Blair was suspended for Game 5, and the Mavericks missed his energy, his bruising and his rebounding. It was a close, hard-fought battle that saw the Spurs come out on top, but Dallas was certainly never out of striking distance. You have to wonder if the presence of Blair’s vendetta against the Spurs could have made up the four-point margin.
Dallas won Game 6 by two points, and the decisive play of the game may have been a steal by Blair when Tony Parker drove into the lane with 28 seconds on the clock. This is further evidence that Blair could have made a difference had he been allowed to play in Game 5.
Game 7 saw the Mavericks on the wrong end of a 23-point blowout that wasn’t even really that close. The Spurs moved on.
But here’s what’s important for the Mavericks: the Spurs are now set to return to the NBA Finals, and not only did the underdog Mavericks take them to seven games, they could make a very strong case that, had just a handful of balls bounced differently, the Mavericks could have won six of the seven games in that series. Unfortunately, they only won three of the games, but the point is, the Mavericks don’t just have something to be proud of in that series, they have something to build on. Keep the core intact and add a couple of solid pieces, and this team could be back in the discussion of competition for the Western Conference crown.

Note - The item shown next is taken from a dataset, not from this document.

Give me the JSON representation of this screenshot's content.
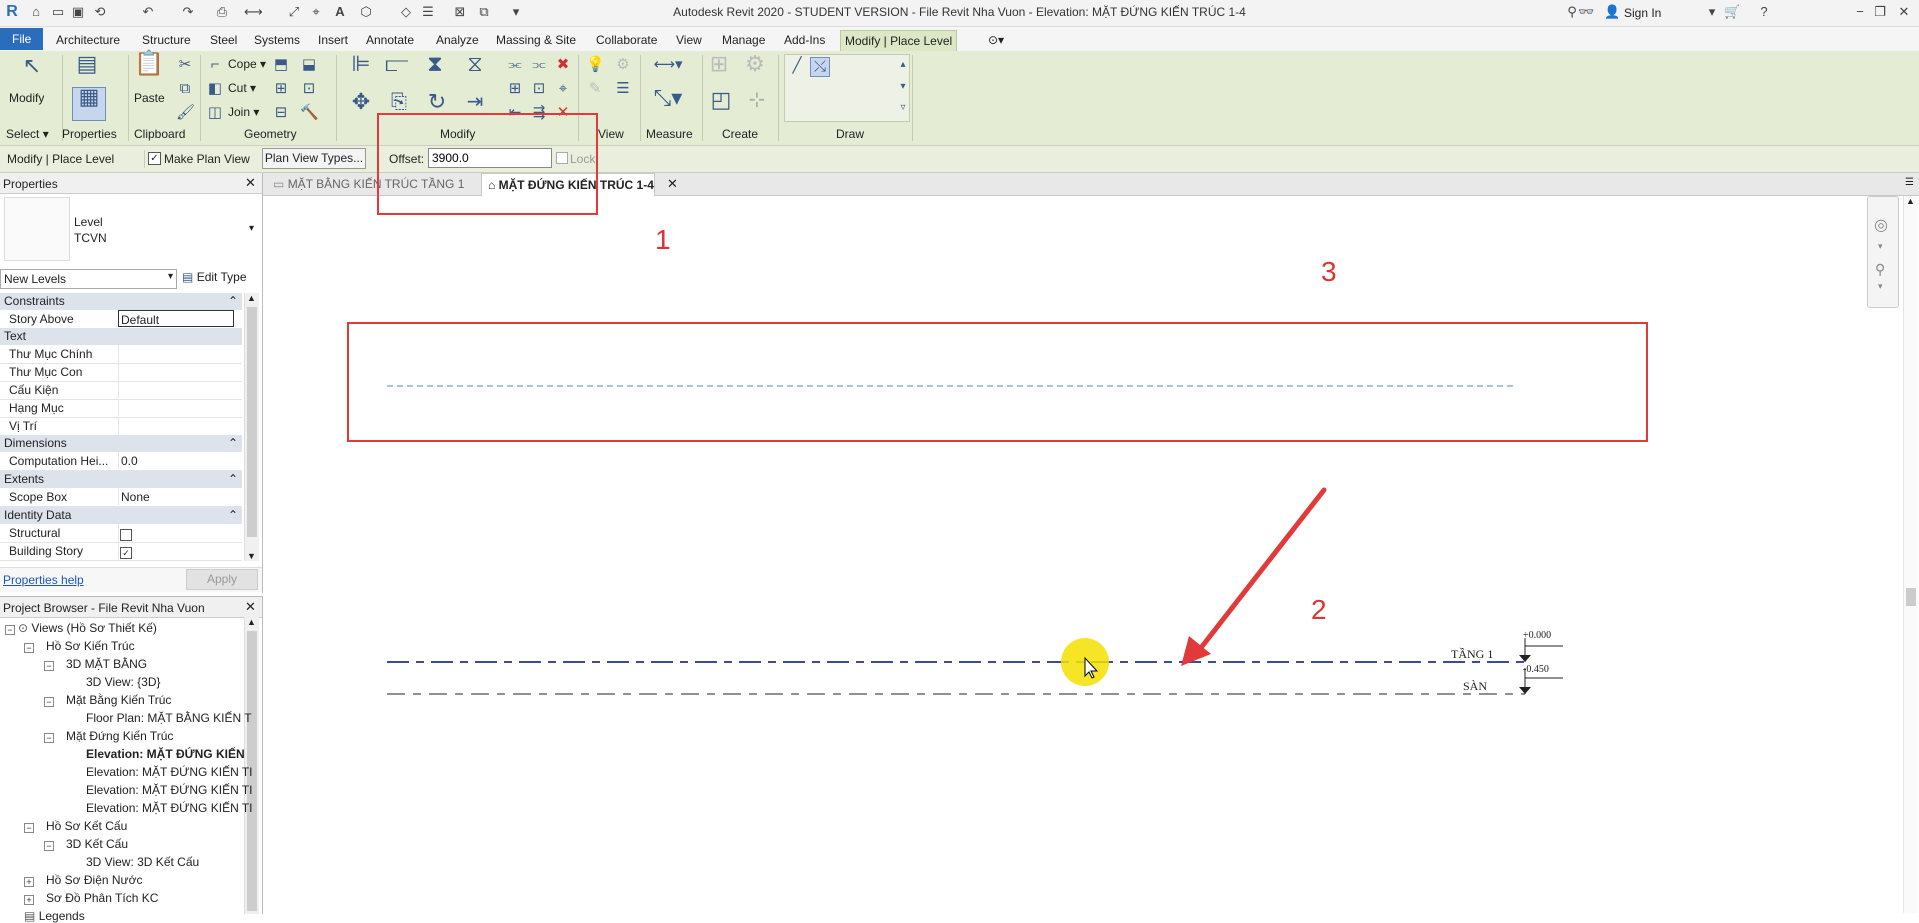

Brian Ogle is a Dallas Mavericks writer for Rant Sports. Follow him on Twitter @TheOgle.